So I’m back again. I went right back to work the morning after I got home. I’ve even started the laundry and been to the grocery store. But before I forget, here are some pictures.
Here’s where we started:
Our original plan was to spend the first night just before Avery Peak, a goal that proved impossible, especially because we didn’t even enter the woods until one in the afternoon.
Entering the woods is a bit like entering the Room of Requirement — you know it’s there, but you can’t quite find the place where you enter. Eventually, though, we did.
So we walked in, and walked and walked and walked and realized that we were only going to be able to be able to go five miles if we wanted to stop at a reasonable time. We camped by this lake. (You can see the two tall peaks called the Horns to come in the background. There are two much taller peaks that you can’t even see behind them, and our original plan was to sleep between those.)
This is the view on Friday morning, having climbed up to the Horns. That’s Sugarloaf, the ski resort, shrouded in clouds.
And from the other side, this is Flagstaff Lake, a reservoir on the Dead River which covers a drowned town.
Here’s a picture of the trail. It was pretty much all like that.
And here’s a picture of what was left to climb behind the Horns, halfway through the second day — that’s West Peak in front of (almost blocking) Avery Peak, and behind them both Little Bigelow.
And here’s looking back to the Horns.
Here’s the trail up West Peak. It was awful. We would have done it in the middle of the night had we kept going that first night.
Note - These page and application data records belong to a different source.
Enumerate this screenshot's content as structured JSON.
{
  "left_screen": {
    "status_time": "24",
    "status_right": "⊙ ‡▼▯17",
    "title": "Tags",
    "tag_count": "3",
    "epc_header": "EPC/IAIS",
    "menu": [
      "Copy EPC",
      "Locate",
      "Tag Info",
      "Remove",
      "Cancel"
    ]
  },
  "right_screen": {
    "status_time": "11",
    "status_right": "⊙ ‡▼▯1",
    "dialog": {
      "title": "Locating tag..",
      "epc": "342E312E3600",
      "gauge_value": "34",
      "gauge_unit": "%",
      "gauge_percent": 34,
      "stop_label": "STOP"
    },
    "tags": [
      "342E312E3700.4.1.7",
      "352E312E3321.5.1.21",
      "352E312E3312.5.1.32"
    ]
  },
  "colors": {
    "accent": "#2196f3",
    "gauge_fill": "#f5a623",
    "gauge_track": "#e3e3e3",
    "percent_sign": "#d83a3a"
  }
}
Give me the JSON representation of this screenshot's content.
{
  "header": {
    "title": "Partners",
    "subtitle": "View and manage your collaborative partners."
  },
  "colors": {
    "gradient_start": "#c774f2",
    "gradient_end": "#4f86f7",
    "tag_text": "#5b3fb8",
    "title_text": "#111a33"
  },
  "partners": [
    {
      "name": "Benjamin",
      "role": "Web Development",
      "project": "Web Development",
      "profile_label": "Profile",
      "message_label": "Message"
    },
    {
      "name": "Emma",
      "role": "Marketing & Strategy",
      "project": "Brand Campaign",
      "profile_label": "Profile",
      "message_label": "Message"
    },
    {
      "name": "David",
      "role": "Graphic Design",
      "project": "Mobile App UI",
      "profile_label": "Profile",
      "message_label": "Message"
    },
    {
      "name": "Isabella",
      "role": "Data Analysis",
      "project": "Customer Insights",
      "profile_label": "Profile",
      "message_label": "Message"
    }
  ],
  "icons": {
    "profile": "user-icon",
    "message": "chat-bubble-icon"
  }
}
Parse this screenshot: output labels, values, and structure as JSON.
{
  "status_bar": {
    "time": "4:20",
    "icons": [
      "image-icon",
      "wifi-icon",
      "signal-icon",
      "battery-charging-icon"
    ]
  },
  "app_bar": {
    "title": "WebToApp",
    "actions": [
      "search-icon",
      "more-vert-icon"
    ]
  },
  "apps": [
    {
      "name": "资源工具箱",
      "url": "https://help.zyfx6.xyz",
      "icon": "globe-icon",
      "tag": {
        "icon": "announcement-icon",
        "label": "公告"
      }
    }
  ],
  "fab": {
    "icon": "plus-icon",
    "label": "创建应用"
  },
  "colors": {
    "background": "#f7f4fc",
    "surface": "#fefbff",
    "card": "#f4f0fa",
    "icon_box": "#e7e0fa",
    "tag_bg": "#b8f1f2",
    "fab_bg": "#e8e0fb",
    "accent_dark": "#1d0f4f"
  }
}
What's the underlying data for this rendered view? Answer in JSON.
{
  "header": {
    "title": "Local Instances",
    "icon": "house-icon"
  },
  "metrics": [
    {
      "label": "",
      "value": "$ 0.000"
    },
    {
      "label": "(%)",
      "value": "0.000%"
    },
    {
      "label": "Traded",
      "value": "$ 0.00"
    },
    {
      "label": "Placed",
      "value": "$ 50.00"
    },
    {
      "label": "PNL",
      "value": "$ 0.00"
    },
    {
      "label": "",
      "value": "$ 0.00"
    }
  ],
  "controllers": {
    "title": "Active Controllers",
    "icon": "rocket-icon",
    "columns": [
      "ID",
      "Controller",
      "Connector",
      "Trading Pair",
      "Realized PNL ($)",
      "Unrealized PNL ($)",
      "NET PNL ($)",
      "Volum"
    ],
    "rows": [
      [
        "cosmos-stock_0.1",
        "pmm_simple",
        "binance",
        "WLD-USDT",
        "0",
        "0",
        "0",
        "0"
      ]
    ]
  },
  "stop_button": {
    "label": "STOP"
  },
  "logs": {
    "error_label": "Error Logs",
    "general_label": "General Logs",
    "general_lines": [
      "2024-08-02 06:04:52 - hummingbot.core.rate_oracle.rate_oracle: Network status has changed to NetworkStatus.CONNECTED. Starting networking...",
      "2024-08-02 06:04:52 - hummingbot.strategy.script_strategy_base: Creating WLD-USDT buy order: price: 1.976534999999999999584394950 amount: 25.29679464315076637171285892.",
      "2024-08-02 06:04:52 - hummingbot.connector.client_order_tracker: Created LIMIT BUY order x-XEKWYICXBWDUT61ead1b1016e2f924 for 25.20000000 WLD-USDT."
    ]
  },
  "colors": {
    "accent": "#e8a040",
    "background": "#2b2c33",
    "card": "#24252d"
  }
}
Not smart.
Here’s Lynn on top of West Peak, with a view of Avery peak behind.
Here’s Lynn on Avery, worrying about her son who had been calling from Spain. (He’s fine.)
And views (see how the clouds reflect in the lake?)
and the way down — with Little Bigelow ahead.
The descent on the second day was murderous, but we made it, and slept in a little valley before Little Bigelow, which we climbed on Saturday. We met N and her roommate J on top. and then descended to the leanto where they had left the heavy stuff, including the gas canister that actually fit the stove Lynn and I were carrying. Ahem.
Sunday morning we hiked out and Lynn left to drive down to Rhode Island. N and J and I drove into the woods on dirt roads in search of swamps, which we found, and then drove home.
We learned a few things.
- We don’t actually need a stove, and it’s heavy.
- We need to figure out how to carry less, because we are old.
- We need to build up to better mileage, but currently, and arguably hiking over some difficult terrain, we can’t go more than about 6 miles/day.
- If you’re hiking in Maine, there’s a whole network of dirt roads that you probably shouldn’t count on being able to drive. Although you might be able to.
In the parking lot on the way out, we met two seventy-year-old twins from North Carolina who were hiking the trail. They’re doing the hard parts first, because they know they may not be able to do them later. Also, because they like to sleep in beds and drink wine with dinner, they are doing the whole thing as a series of day hikes. I found them inspirational.
Anyway — we’ve begun now. It almost felt more like an exploratory mission than the actual beginning of our adventure, but we learned a lot, and knocked a hard climb off our list, too, so I think we can count it as a success.
I’m going to see if I can coax Lynn down to Pennsylvania at the end of this month when we take M back to school and stop in to see K’s mother. I sent away for the PA maps already, and I’m going to start going on longer day hikes around here just to build up a little endurance.